What you are asked to do:
Your answer must be the records below, given again exactly, with no pictures in it.

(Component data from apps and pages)
---*---
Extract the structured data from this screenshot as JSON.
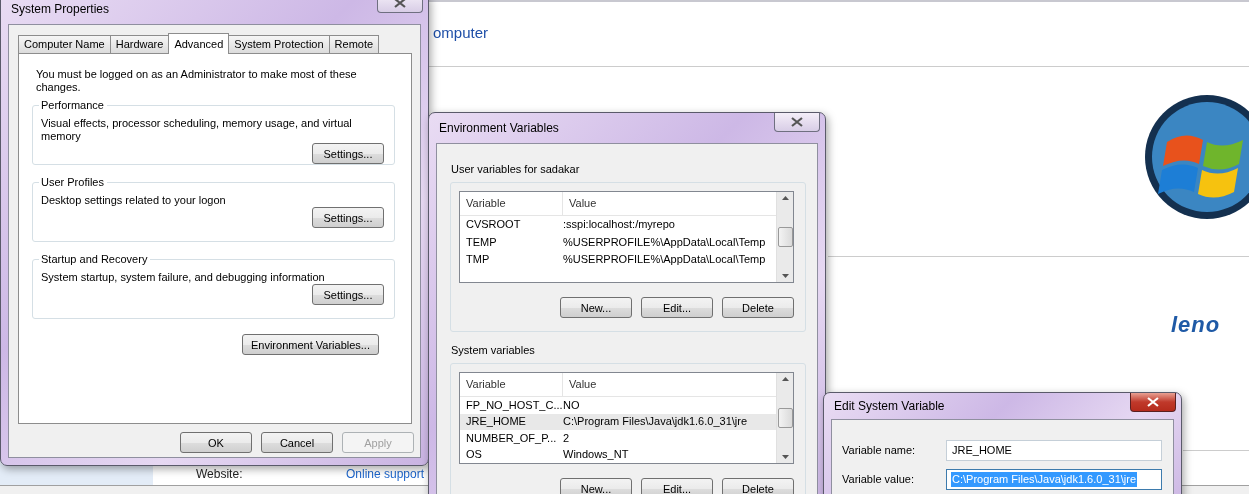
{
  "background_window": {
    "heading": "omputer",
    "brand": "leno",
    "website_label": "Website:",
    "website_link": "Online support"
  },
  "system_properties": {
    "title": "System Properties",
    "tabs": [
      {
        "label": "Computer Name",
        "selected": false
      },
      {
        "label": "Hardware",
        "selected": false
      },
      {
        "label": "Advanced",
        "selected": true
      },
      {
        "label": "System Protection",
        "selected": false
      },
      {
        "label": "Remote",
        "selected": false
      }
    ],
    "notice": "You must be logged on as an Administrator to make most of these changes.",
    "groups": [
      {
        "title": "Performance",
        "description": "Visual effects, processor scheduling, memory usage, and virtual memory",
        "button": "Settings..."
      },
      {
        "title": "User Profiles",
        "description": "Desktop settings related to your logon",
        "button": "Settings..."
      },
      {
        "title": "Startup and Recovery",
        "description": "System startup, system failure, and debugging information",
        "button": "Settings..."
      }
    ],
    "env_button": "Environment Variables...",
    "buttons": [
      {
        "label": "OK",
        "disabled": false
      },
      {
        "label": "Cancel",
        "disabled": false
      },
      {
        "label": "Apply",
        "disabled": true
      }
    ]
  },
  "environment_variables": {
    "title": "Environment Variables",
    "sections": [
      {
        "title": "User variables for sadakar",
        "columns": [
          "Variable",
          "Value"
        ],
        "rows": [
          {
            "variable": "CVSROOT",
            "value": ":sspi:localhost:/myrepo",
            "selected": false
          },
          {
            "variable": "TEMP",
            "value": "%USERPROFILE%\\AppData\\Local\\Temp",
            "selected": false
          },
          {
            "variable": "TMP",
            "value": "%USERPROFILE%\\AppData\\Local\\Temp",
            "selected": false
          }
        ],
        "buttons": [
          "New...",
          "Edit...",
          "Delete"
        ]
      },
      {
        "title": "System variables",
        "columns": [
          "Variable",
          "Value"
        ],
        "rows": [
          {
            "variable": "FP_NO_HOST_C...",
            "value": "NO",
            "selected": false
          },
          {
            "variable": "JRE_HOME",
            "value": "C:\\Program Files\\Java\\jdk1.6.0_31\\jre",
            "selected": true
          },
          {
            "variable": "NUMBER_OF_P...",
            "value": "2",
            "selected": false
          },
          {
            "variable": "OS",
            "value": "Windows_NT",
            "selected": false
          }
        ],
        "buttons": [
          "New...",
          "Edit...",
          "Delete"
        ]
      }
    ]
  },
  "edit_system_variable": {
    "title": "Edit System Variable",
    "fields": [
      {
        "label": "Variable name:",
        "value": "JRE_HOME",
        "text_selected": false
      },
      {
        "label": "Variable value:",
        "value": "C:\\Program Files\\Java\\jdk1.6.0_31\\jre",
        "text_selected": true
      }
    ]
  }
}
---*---
Response to the exercise:
Extract the structured data from this screenshot as JSON.
{
  "background_window": {
    "heading": "omputer",
    "brand": "leno",
    "website_label": "Website:",
    "website_link": "Online support"
  },
  "system_properties": {
    "title": "System Properties",
    "tabs": [
      {
        "label": "Computer Name",
        "selected": false
      },
      {
        "label": "Hardware",
        "selected": false
      },
      {
        "label": "Advanced",
        "selected": true
      },
      {
        "label": "System Protection",
        "selected": false
      },
      {
        "label": "Remote",
        "selected": false
      }
    ],
    "notice": "You must be logged on as an Administrator to make most of these changes.",
    "groups": [
      {
        "title": "Performance",
        "description": "Visual effects, processor scheduling, memory usage, and virtual memory",
        "button": "Settings..."
      },
      {
        "title": "User Profiles",
        "description": "Desktop settings related to your logon",
        "button": "Settings..."
      },
      {
        "title": "Startup and Recovery",
        "description": "System startup, system failure, and debugging information",
        "button": "Settings..."
      }
    ],
    "env_button": "Environment Variables...",
    "buttons": [
      {
        "label": "OK",
        "disabled": false
      },
      {
        "label": "Cancel",
        "disabled": false
      },
      {
        "label": "Apply",
        "disabled": true
      }
    ]
  },
  "environment_variables": {
    "title": "Environment Variables",
    "sections": [
      {
        "title": "User variables for sadakar",
        "columns": [
          "Variable",
          "Value"
        ],
        "rows": [
          {
            "variable": "CVSROOT",
            "value": ":sspi:localhost:/myrepo",
            "selected": false
          },
          {
            "variable": "TEMP",
            "value": "%USERPROFILE%\\AppData\\Local\\Temp",
            "selected": false
          },
          {
            "variable": "TMP",
            "value": "%USERPROFILE%\\AppData\\Local\\Temp",
            "selected": false
          }
        ],
        "buttons": [
          "New...",
          "Edit...",
          "Delete"
        ]
      },
      {
        "title": "System variables",
        "columns": [
          "Variable",
          "Value"
        ],
        "rows": [
          {
            "variable": "FP_NO_HOST_C...",
            "value": "NO",
            "selected": false
          },
          {
            "variable": "JRE_HOME",
            "value": "C:\\Program Files\\Java\\jdk1.6.0_31\\jre",
            "selected": true
          },
          {
            "variable": "NUMBER_OF_P...",
            "value": "2",
            "selected": false
          },
          {
            "variable": "OS",
            "value": "Windows_NT",
            "selected": false
          }
        ],
        "buttons": [
          "New...",
          "Edit...",
          "Delete"
        ]
      }
    ]
  },
  "edit_system_variable": {
    "title": "Edit System Variable",
    "fields": [
      {
        "label": "Variable name:",
        "value": "JRE_HOME",
        "text_selected": false
      },
      {
        "label": "Variable value:",
        "value": "C:\\Program Files\\Java\\jdk1.6.0_31\\jre",
        "text_selected": true
      }
    ]
  }
}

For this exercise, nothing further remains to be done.